ESPN’s First Take recently welcomed rapper Big Boi, who rose to fame as one half of the Grammy-winning duo OutKast and has had continued success as a solo artist, to its Bristol, Conn. debate desk.
The Atlanta native, born Antwan Patton, joined Cari Champion, Skip Bayless and Stephen A. Smith to discuss, among other things, the Falcons’ NFL playoff prospects.
With partner Andre 3000 in OutKast, Big Boi has performed on and produced several critically acclaimed records including the 2003 release Speakerboxxx/The Love Below, which won the Grammy for Album of the Year. His latest solo effort is Vicious Lies and Dangerous Rumors.
Prior to appearing on First Take, he spoke to Front Row about ESPN, his ongoing tribute to Dr. Martin Luther King through his recordings, his hopes for his hometown Falcons and the future of OutKast.
What brings you to Bristol and First Take?
I just got a call. “We want you to come up and meet Cari, Skip and Stephen A.” I (came) to represent Atlanta.
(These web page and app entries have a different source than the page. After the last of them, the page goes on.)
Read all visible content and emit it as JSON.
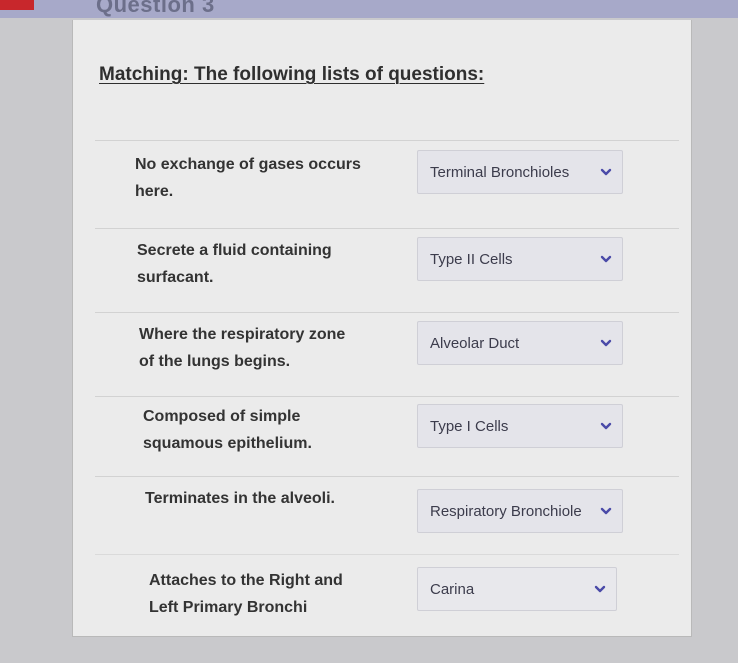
{
  "window": {
    "question_title": "Question 3"
  },
  "quiz": {
    "heading": "Matching: The following lists of questions:",
    "items": [
      {
        "prompt_line1": "No exchange of gases occurs",
        "prompt_line2": "here.",
        "answer": "Terminal Bronchioles"
      },
      {
        "prompt_line1": "Secrete a fluid containing",
        "prompt_line2": "surfacant.",
        "answer": "Type II Cells"
      },
      {
        "prompt_line1": "Where the respiratory zone",
        "prompt_line2": "of the lungs begins.",
        "answer": "Alveolar Duct"
      },
      {
        "prompt_line1": "Composed of simple",
        "prompt_line2": "squamous epithelium.",
        "answer": "Type I Cells"
      },
      {
        "prompt_line1": "Terminates in the alveoli.",
        "prompt_line2": "",
        "answer": "Respiratory Bronchiole"
      },
      {
        "prompt_line1": "Attaches to the Right and",
        "prompt_line2": "Left Primary Bronchi",
        "answer": "Carina"
      }
    ]
  },
  "colors": {
    "accent": "#5a5aa0",
    "chevron": "#4a4aa8"
  },
  "icons": {
    "dropdown": "chevron-down-icon"
  }
}
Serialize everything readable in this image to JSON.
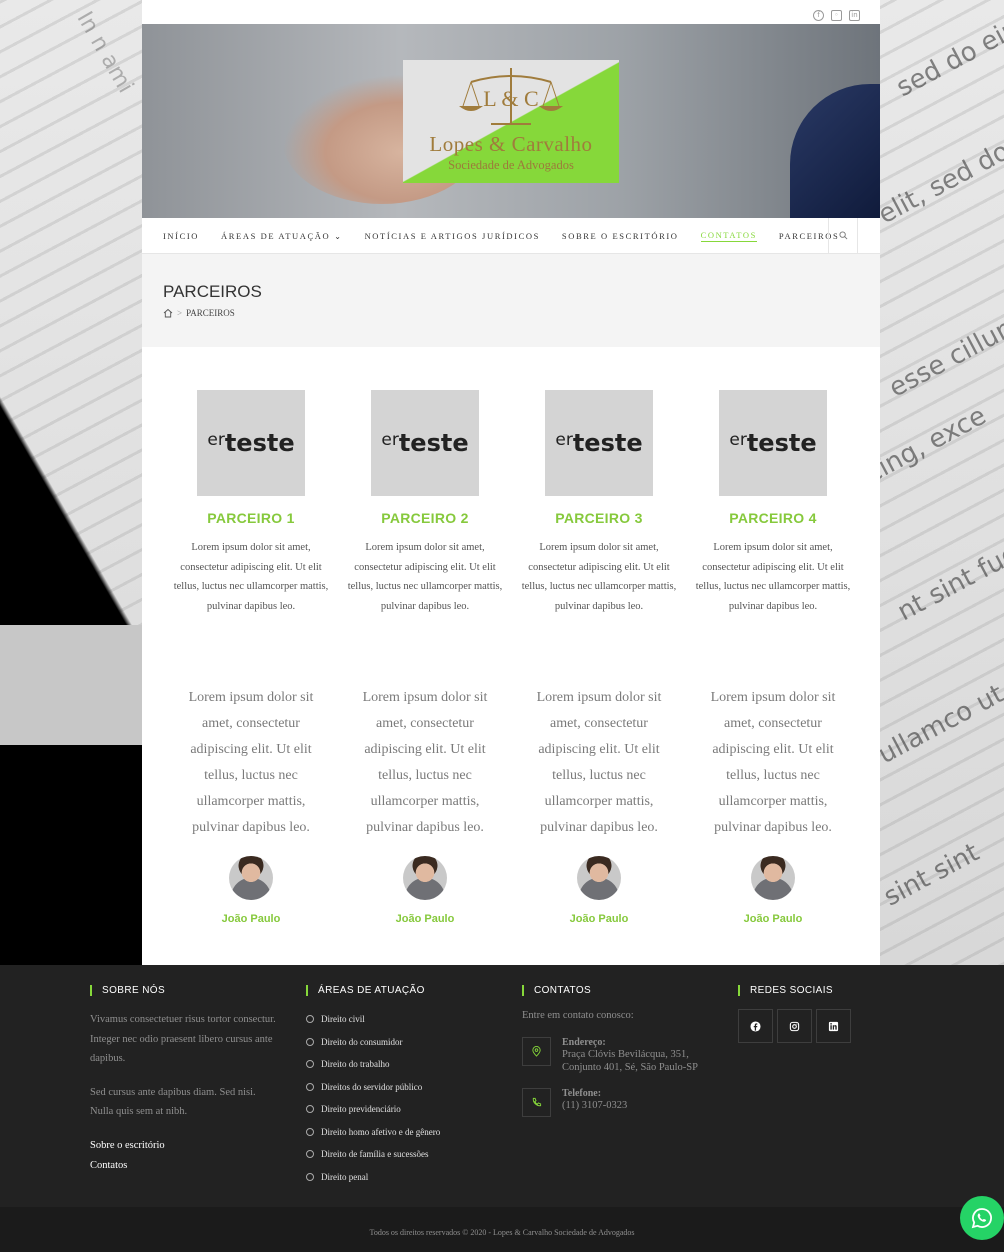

I want to be the voice of the city. It was an open invitation and I said, yes, I’m with it.
How often do you watch the show?
Every day. That and SportsCenter. I keep it on in my game room all the time.
What does Dr. King’s legacy mean to you?
On all three of my solo albums, I’ve always started recording them on Dr. King’s birthday [Jan. 15; the holiday this year is observed Monday, Jan. 21]. It’s always been my lucky day. From Speakerboxxx [released in conjunction with Andre 3000’s work on the same album], to Sir Lucious Leftfoot to this one, I’ve started on Dr. King’s birthday. And I’m about to start another one. I like to record songs, and he’s inspiring to me.
At end of the song In The A (featuring appearances by Ludacris and fellow First Take guest debater T.I.), you have audio of some motivational speaking. Who is it and why do you have it on that song?
It’s this pastor named David Manning. He’s from New York and that particular thing that he said resonated, about [kids] shouldn’t just practice fun things [like sports], but they should give that kind of focus on hard things [like academics] that need effort and commitment. It was a little message. I like to sprinkle little things in there for kids to listen to. . . [kids] can still have fun, but you’ve got to hunker down sometimes.
What’s next for OutKast?
It’s top secret. We’ll announce it when it’s time. But this is our 20-year anniversary. I know, right? But we started out when were 15, 16 years old.